All of these stock characters are evident in the 3 cinematic trailers. The 31 functions are often quite predictable; the Bond film follows most of them such as the villain being punished at the end but some are in a different order to those stated by Propp. Tristan Todorov said that at the beginning of a narrative there is equilibrium, then something happens to disrupt it, an action or conflict is introduced to resolve it and at the end a new equilibrium is established. This is the case in “Die Another Day”, however, the start of the film isn’t all that stable but turns into the reason for resolving the evil plans of Gustav Graves. Levi Strauss said that narrative is based around conflict and he called them binary opposites. This theory of conflicts can be applied to the Bond genre; “Die Another Day” has the most obvious good versus evil opposition, East against West and week and strong amongst others.
The 3 trailers are targeted at different audiences. Trailer 1 is for all audiences; it can be shown to families because it’s not rude, there’s no dialogue to allow any sexual innuendos and the sex scene is mild and very quick. Made in Britain, this trailer is also for the 007 fans because it shows a lot of stock events and Bond looking like a hero. The second trailer targets an adult audience because of its rude content in the form of dialogue as well as using a lot of male gaze.

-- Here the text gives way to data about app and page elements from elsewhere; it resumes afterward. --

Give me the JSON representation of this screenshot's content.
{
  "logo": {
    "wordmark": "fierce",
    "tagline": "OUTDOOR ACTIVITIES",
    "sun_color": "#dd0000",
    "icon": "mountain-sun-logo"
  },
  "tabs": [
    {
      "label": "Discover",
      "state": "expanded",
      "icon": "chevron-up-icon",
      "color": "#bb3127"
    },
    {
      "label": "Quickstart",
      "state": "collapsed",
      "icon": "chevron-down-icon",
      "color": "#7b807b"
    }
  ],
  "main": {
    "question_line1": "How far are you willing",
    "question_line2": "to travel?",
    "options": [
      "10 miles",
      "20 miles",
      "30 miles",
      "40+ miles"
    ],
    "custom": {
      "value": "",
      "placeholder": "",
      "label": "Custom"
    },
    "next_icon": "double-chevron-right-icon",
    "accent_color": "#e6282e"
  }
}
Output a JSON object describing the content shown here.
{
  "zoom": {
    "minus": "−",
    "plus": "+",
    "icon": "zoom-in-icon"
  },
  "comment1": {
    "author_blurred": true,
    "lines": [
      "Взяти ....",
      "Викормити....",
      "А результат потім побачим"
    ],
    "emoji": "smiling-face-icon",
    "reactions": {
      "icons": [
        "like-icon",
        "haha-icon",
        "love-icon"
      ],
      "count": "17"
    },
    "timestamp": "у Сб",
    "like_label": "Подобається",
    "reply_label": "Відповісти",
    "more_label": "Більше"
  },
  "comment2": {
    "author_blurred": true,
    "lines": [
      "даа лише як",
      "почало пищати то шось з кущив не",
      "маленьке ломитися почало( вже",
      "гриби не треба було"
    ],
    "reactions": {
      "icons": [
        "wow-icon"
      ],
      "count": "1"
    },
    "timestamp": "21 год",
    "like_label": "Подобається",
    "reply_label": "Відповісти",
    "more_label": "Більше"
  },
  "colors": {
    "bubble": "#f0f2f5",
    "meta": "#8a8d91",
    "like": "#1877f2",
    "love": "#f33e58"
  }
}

The third trailer is for an American audience. Because the Americans aren’t as loyal to the James Bond brand, it tricks them at the start by making “Die Another Day” seem as though it is a Vietnam war film which will grab their interest. Typical things aren’t used because they wouldn’t mean anything and also some of the codes and conventions are broken. At first, Bond is made out to be a real victim whereas the other trailers didn’t show this footage; as it continues he looks more like an action star which appeals more to an American audience. It is giving the film a fresh start; the words at the beginning – betrayed, captured and abandoned aren’t what we would normally expect to see in a Bond trailer; they’re quite harsh. It is a lot milder compared to the second trailer because the American audience aren’t very interested in all the sexual innuendos.